PULASKI — More than 20 middle school children were treated for heat-related issues while on a field trip to a Pulaski County park Tuesday afternoon.
As the Pulaski Yankees battled the Johnson City Cardinals at Motor Mile Field, about 1,800 sixth- and seventh-graders from Radford and the counties of Pulaski, Giles and Montgomery were there to cheer on the Yankees in a 4-3 loss. The Yankees have already clinched an Appalachian League playoff spot.
“The park opened up the facility for the kids to come enjoy the game,” Pulaski County Administrator Jonathan Sweet said.
The Pulaski Yankees are in first place in their division right now. Tuesday was the only opportunity some of the kids would have to watch them play, Sweet said.
But as the heat index climbed to 93 degrees, some of the children showed signs of distress.
In all, 23 children were taken to LewisGale Hospital Pulaski for heat exposure, hospital spokeswoman Linda Scarborough said.
“They arrived via ambulance and are being evaluated and treated as needed,” Scarborough wrote in an email Tuesday afternoon. “Ten have already been discharged.
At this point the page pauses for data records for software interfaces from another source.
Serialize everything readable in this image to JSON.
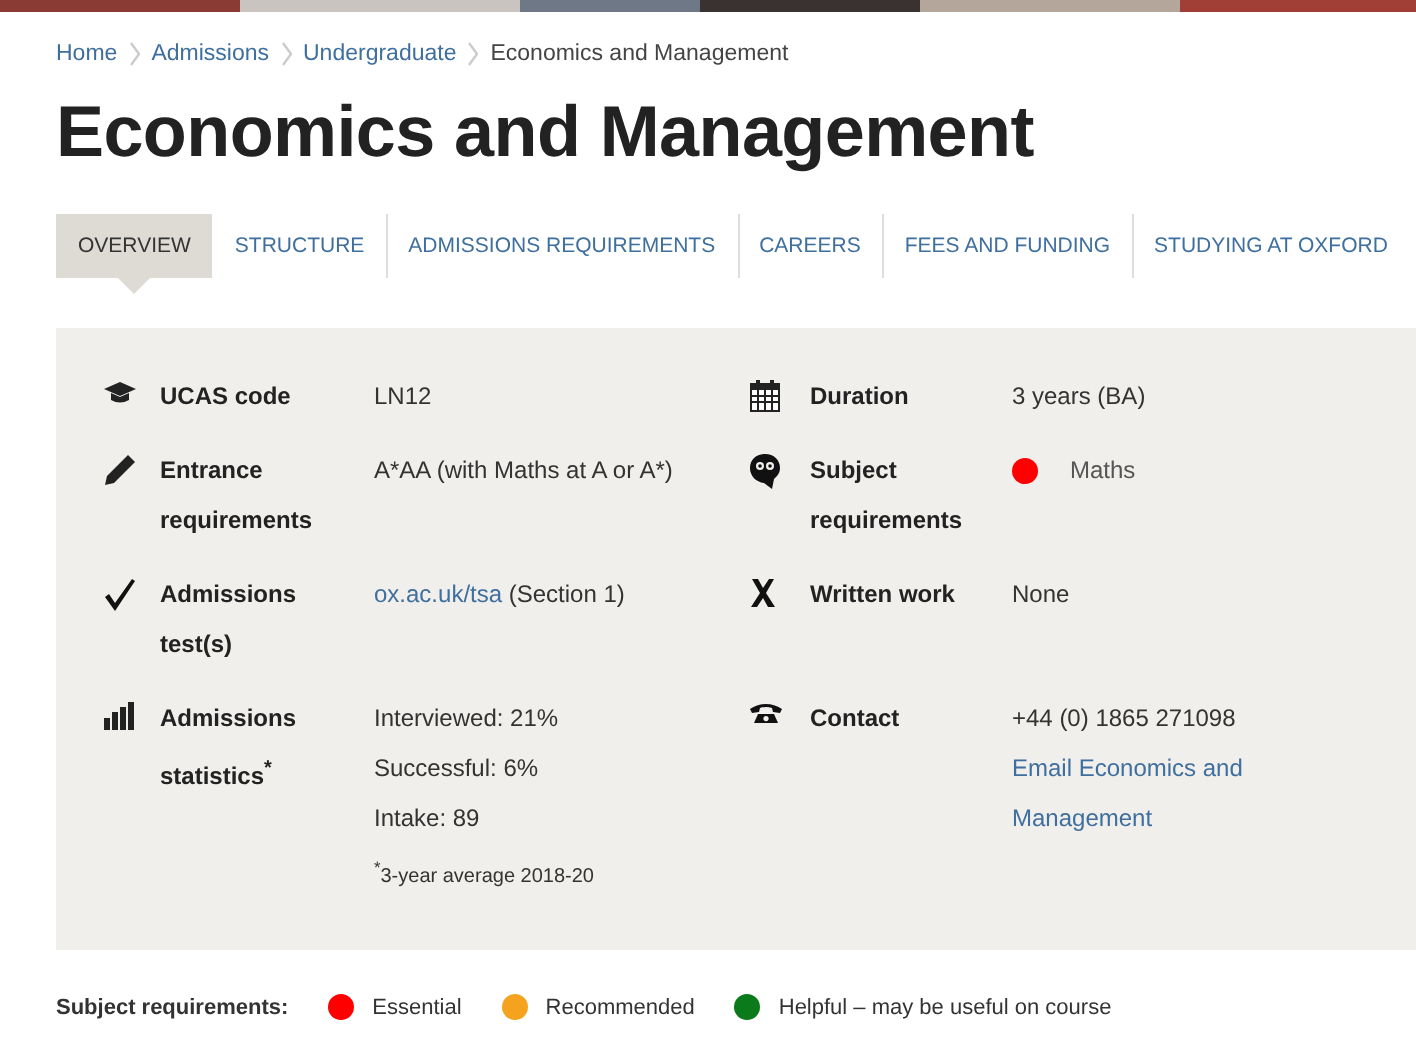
{
  "breadcrumb": [
    {
      "label": "Home",
      "kind": "link"
    },
    {
      "label": "Admissions",
      "kind": "link"
    },
    {
      "label": "Undergraduate",
      "kind": "link"
    },
    {
      "label": "Economics and Management",
      "kind": "current"
    }
  ],
  "title": "Economics and Management",
  "tabs": [
    {
      "label": "OVERVIEW",
      "selected": true
    },
    {
      "label": "STRUCTURE",
      "selected": false
    },
    {
      "label": "ADMISSIONS REQUIREMENTS",
      "selected": false
    },
    {
      "label": "CAREERS",
      "selected": false
    },
    {
      "label": "FEES AND FUNDING",
      "selected": false
    },
    {
      "label": "STUDYING AT OXFORD",
      "selected": false
    }
  ],
  "details": [
    {
      "left": {
        "label": "UCAS code",
        "lines": [
          {
            "kind": "text",
            "parts": [
              {
                "text": "LN12",
                "kind": "text"
              }
            ]
          }
        ]
      },
      "right": {
        "label": "Duration",
        "lines": [
          {
            "kind": "text",
            "parts": [
              {
                "text": "3 years (BA)",
                "kind": "text"
              }
            ]
          }
        ]
      }
    },
    {
      "left": {
        "label": "Entrance requirements",
        "lines": [
          {
            "kind": "text",
            "parts": [
              {
                "text": "A*AA (with Maths at A or A*)",
                "kind": "text"
              }
            ]
          }
        ]
      },
      "right": {
        "label": "Subject requirements",
        "lines": [
          {
            "kind": "subject",
            "color": "#ff0000",
            "parts": [
              {
                "text": "Maths",
                "kind": "text"
              }
            ]
          }
        ]
      }
    },
    {
      "left": {
        "label": "Admissions test(s)",
        "lines": [
          {
            "kind": "text",
            "parts": [
              {
                "text": "ox.ac.uk/tsa",
                "kind": "link"
              },
              {
                "text": " (Section 1)",
                "kind": "text"
              }
            ]
          }
        ]
      },
      "right": {
        "label": "Written work",
        "lines": [
          {
            "kind": "text",
            "parts": [
              {
                "text": "None",
                "kind": "text"
              }
            ]
          }
        ]
      }
    },
    {
      "left": {
        "label": "Admissions statistics$^{*}$",
        "lines": [
          {
            "kind": "text",
            "parts": [
              {
                "text": "Interviewed: 21%",
                "kind": "text"
              }
            ]
          },
          {
            "kind": "text",
            "parts": [
              {
                "text": "Successful: 6%",
                "kind": "text"
              }
            ]
          },
          {
            "kind": "text",
            "parts": [
              {
                "text": "Intake: 89",
                "kind": "text"
              }
            ]
          },
          {
            "kind": "note",
            "parts": [
              {
                "text": "$^{*}$3-year average 2018-20",
                "kind": "text"
              }
            ]
          }
        ]
      },
      "right": {
        "label": "Contact",
        "lines": [
          {
            "kind": "text",
            "parts": [
              {
                "text": "+44 (0) 1865 271098",
                "kind": "text"
              }
            ]
          },
          {
            "kind": "text",
            "parts": [
              {
                "text": "Email Economics and Management",
                "kind": "link"
              }
            ]
          }
        ]
      }
    }
  ],
  "legend": {
    "title": "Subject requirements:",
    "items": [
      {
        "label": "Essential",
        "color": "#ff0000"
      },
      {
        "label": "Recommended",
        "color": "#f5a31e"
      },
      {
        "label": "Helpful – may be useful on course",
        "color": "#0a7a1a"
      }
    ]
  }
}
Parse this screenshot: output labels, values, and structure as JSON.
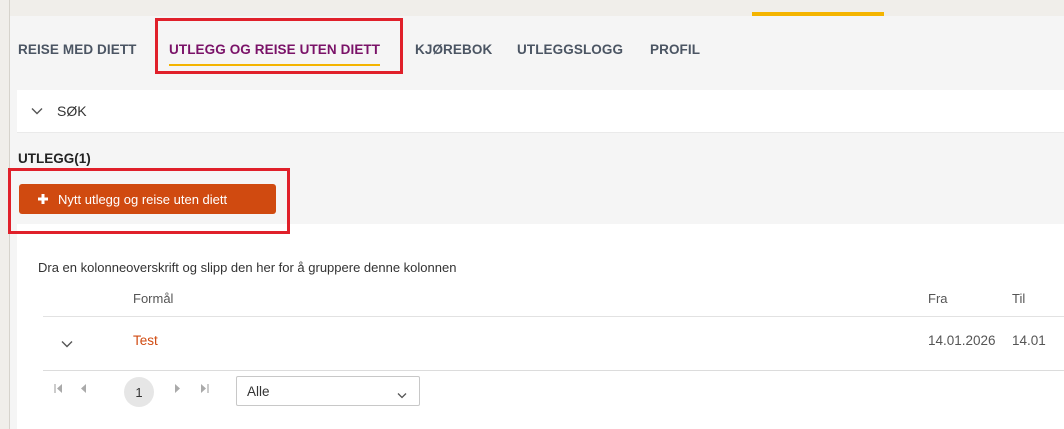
{
  "tabs": [
    {
      "label": "REISE MED DIETT"
    },
    {
      "label": "UTLEGG OG REISE UTEN DIETT"
    },
    {
      "label": "KJØREBOK"
    },
    {
      "label": "UTLEGGSLOGG"
    },
    {
      "label": "PROFIL"
    }
  ],
  "search": {
    "label": "SØK"
  },
  "section": {
    "title": "UTLEGG(1)"
  },
  "actions": {
    "new_label": "Nytt utlegg og reise uten diett"
  },
  "grid": {
    "group_hint": "Dra en kolonneoverskrift og slipp den her for å gruppere denne kolonnen",
    "columns": [
      "Formål",
      "Fra",
      "Til"
    ],
    "rows": [
      {
        "formal": "Test",
        "fra": "14.01.2026",
        "til": "14.01"
      }
    ]
  },
  "pager": {
    "current_page": "1",
    "page_size": "Alle"
  },
  "colors": {
    "accent_orange": "#d04a10",
    "active_tab": "#7a1268",
    "underline_yellow": "#f4b400",
    "highlight_red": "#e0202a"
  }
}
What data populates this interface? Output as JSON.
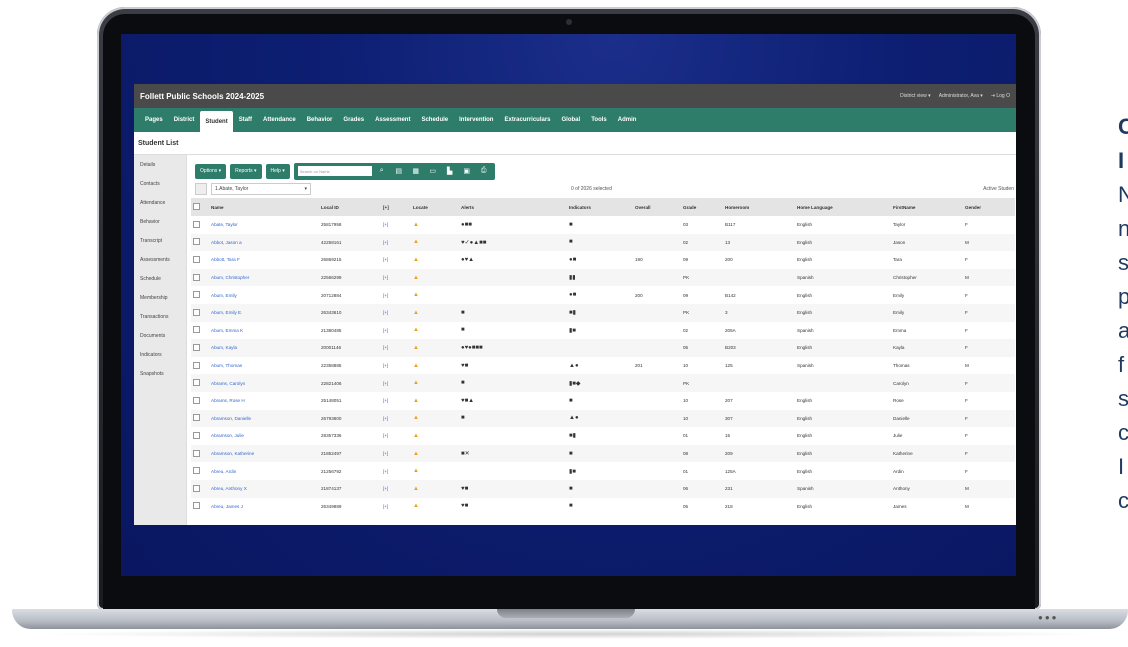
{
  "app": {
    "title": "Follett Public Schools 2024-2025",
    "topright": [
      "District view ▾",
      "Administrator, Ava ▾",
      "⇥ Log O"
    ]
  },
  "nav": [
    "Pages",
    "District",
    "Student",
    "Staff",
    "Attendance",
    "Behavior",
    "Grades",
    "Assessment",
    "Schedule",
    "Intervention",
    "Extracurriculars",
    "Global",
    "Tools",
    "Admin"
  ],
  "active_tab": "Student",
  "page_title": "Student List",
  "sidebar": [
    "Details",
    "Contacts",
    "Attendance",
    "Behavior",
    "Transcript",
    "Assessments",
    "Schedule",
    "Membership",
    "Transactions",
    "Documents",
    "Indicators",
    "Snapshots"
  ],
  "toolbar": {
    "options": "Options ▾",
    "reports": "Reports ▾",
    "help": "Help ▾",
    "search_placeholder": "Search on Name"
  },
  "filter": {
    "dropdown": "1.Abate, Taylor",
    "selected": "0 of 2026 selected",
    "active": "Active Studen"
  },
  "columns": [
    "",
    "Name",
    "Local ID",
    "[+]",
    "Locate",
    "Alerts",
    "Indicators",
    "Overall",
    "Grade",
    "Homeroom",
    "Home Language",
    "FirstName",
    "Gender"
  ],
  "rows": [
    [
      "Abate, Taylor",
      "25817958",
      "[+]",
      "▲",
      "●■■",
      "■",
      "",
      "03",
      "B117",
      "English",
      "Taylor",
      "F"
    ],
    [
      "Abbot, Jason a",
      "42258161",
      "[+]",
      "▲",
      "♥✓●▲■■",
      "■",
      "",
      "02",
      "13",
      "English",
      "Jason",
      "M"
    ],
    [
      "Abbott, Tara F",
      "26869215",
      "[+]",
      "▲",
      "●♥▲",
      "●■",
      "190",
      "09",
      "200",
      "English",
      "Tara",
      "F"
    ],
    [
      "Abum, Christopher",
      "22566299",
      "[+]",
      "▲",
      "",
      "▮▮",
      "",
      "PK",
      "",
      "Spanish",
      "Christopher",
      "M"
    ],
    [
      "Abum, Emily",
      "20712884",
      "[+]",
      "▲",
      "",
      "●■",
      "200",
      "09",
      "B142",
      "English",
      "Emily",
      "F"
    ],
    [
      "Abum, Emily E.",
      "26343610",
      "[+]",
      "▲",
      "■",
      "■▮",
      "",
      "PK",
      "3",
      "English",
      "Emily",
      "F"
    ],
    [
      "Abum, Emma K",
      "21380485",
      "[+]",
      "▲",
      "■",
      "▮■",
      "",
      "02",
      "205A",
      "Spanish",
      "Emma",
      "F"
    ],
    [
      "Abum, Kayla",
      "20001146",
      "[+]",
      "▲",
      "●♥●■■■",
      "",
      "",
      "05",
      "B203",
      "English",
      "Kayla",
      "F"
    ],
    [
      "Abum, Thomas",
      "22358885",
      "[+]",
      "▲",
      "♥■",
      "▲●",
      "201",
      "10",
      "125",
      "Spanish",
      "Thomas",
      "M"
    ],
    [
      "Abrams, Carolyn",
      "22821406",
      "[+]",
      "▲",
      "■",
      "▮■◆",
      "",
      "PK",
      "",
      "",
      "Carolyn",
      "F"
    ],
    [
      "Abrams, Rose H",
      "25148051",
      "[+]",
      "▲",
      "♥■▲",
      "■",
      "",
      "10",
      "207",
      "English",
      "Rose",
      "F"
    ],
    [
      "Abramson, Danielle",
      "26793600",
      "[+]",
      "▲",
      "■",
      "▲●",
      "",
      "10",
      "307",
      "English",
      "Danielle",
      "F"
    ],
    [
      "Abramson, Julie",
      "28357336",
      "[+]",
      "▲",
      "",
      "■▮",
      "",
      "01",
      "15",
      "English",
      "Julie",
      "F"
    ],
    [
      "Abramson, Katherine",
      "21852497",
      "[+]",
      "▲",
      "■✕",
      "■",
      "",
      "08",
      "209",
      "English",
      "Katherine",
      "F"
    ],
    [
      "Abreu, Ardin",
      "21256792",
      "[+]",
      "▲",
      "",
      "▮■",
      "",
      "01",
      "125A",
      "English",
      "Ardin",
      "F"
    ],
    [
      "Abreu, Anthony X",
      "21874137",
      "[+]",
      "▲",
      "♥■",
      "■",
      "",
      "06",
      "231",
      "Spanish",
      "Anthony",
      "M"
    ],
    [
      "Abreu, James J",
      "26349889",
      "[+]",
      "▲",
      "♥■",
      "■",
      "",
      "05",
      "218",
      "English",
      "James",
      "M"
    ]
  ],
  "promo_letters": [
    "C",
    "I",
    "N",
    "n",
    "s",
    "p",
    "a",
    "f",
    "s",
    "c",
    "I",
    "c"
  ],
  "colors": {
    "nav": "#2e7d6a",
    "titlebar": "#4a4a4a",
    "link": "#3366cc",
    "locate": "#e8a317"
  }
}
No admissions and no transfers have taken place.”
Pulaski County Schools Superintendent Kevin Siers wrote in an email that 16 of the students were from that district.
Sweet, dressed in a Yankee jersey, had thrown out the first pitch Tuesday. He also helped load children into ambulances for treatment.
Police officers and rescue squad members walked children to shady areas while holding ice packs on their necks.
Chaperones herded other students to shady areas of the park.
“Local emergency management organizations did a great job of treating students on-site through cool-down stations and most were released after a short period of time to return with their schools,” Siers wrote. “The Yankees staff also ... were incredibly responsive to the needs and requests of each school.”
This was the first such multi-jurisdictional school field trip Calfee Park has hosted, General Manager Betsy Haugh said. Such events are common in minor league baseball.
The park provided free water and ice to help the kids cope with the heat, Haugh said.
Summer temperatures in Virginia often reach the 90s and heat-related illnesses can quickly turn serious, according to the state health department.
Symptoms of heat illness include dehydration, muscle or stomach cramps, confusion, dizziness, fainting, fatigue, headache, nausea or vomiting, according to the health department website.
To prevent heat illness, drink water even if you don’t feel thirsty; wear lightweight, light-colored clothing; limit physical activity; and seek shade or take shelter in an air-conditioned place.